1 J.B. filed a cross-appeal challenging the portion of the FRO that granted R.V. parenting time with the parties' children, without first requiring him to undergo a "risk assessment." At oral argument, however, J.B.'s attorney asked that the cross-appeal be deemed withdrawn, and we hereby grant that request.

2 Both parties were represented by counsel at trial.
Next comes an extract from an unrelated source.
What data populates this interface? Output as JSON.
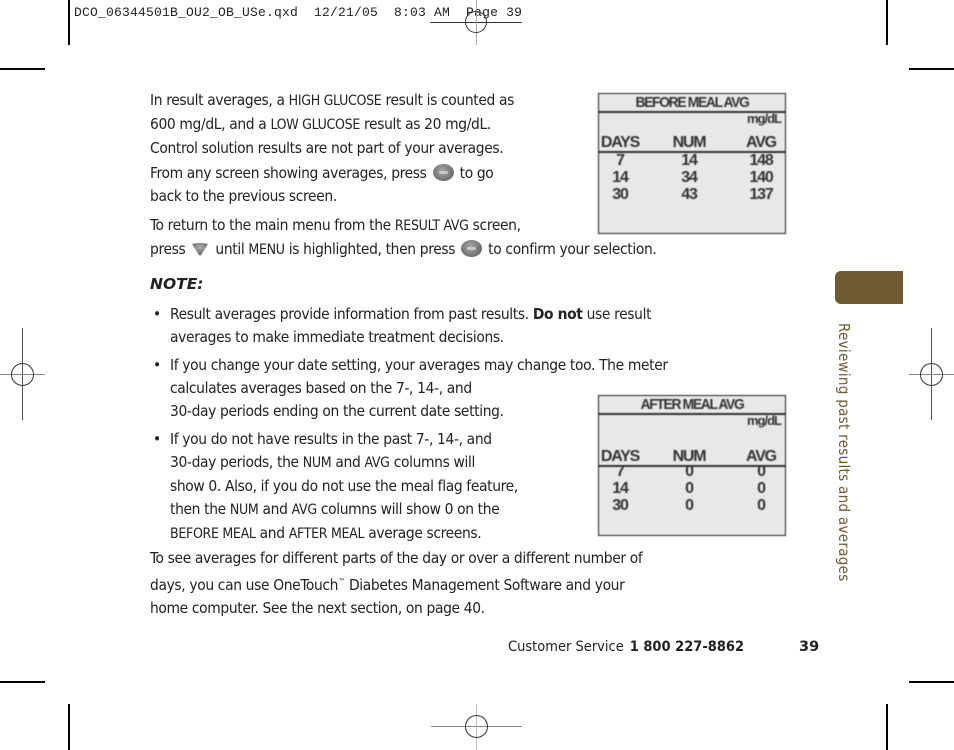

3 On October 15, 2013, R.V. filed a motion for reconsideration with the trial court in which he sought to reopen the denial of his request for a FRO. In a certification in support of the motion, R.V. alleged his son told him sometime after the trial that J.B. "threw a suitcase on me while I was sleeping" on the night of the incident. On November 19, 2013, the judge denied R.V.'s motion, finding that he lacked jurisdiction to consider it because R.V. had already filed a notice of appeal to this court. R.V.'s notices of appeal do not reference the November 19, 2013 order denying his motion for reconsideration and he never filed an amended notice of appeal. "It is a fundamental [principle] of appellate practice that we only have jurisdiction to review orders that have been appealed to us." State v. Rambo, 401 N.J. Super. 506, 520 (App. Div.), certif. denied, 197 N.J. 258 (2008), cert. denied, 556 U.S. 1225, 129 S. Ct. 2165, 173 L. Ed. 2d 1162 (2009). "[O]nly the judgment or orders designated in the notice of appeal . . . are subject to the appeal process and review[.]" 1266 Apartment Corp. v. New Horizon Deli, Inc., 368 N.J. Super. 456, 459 (App. Div. 2004). Therefore, to the extent that R.V.'s argument on this point may actually be directed to the judge's denial of his motion for reconsideration, we decline to consider it.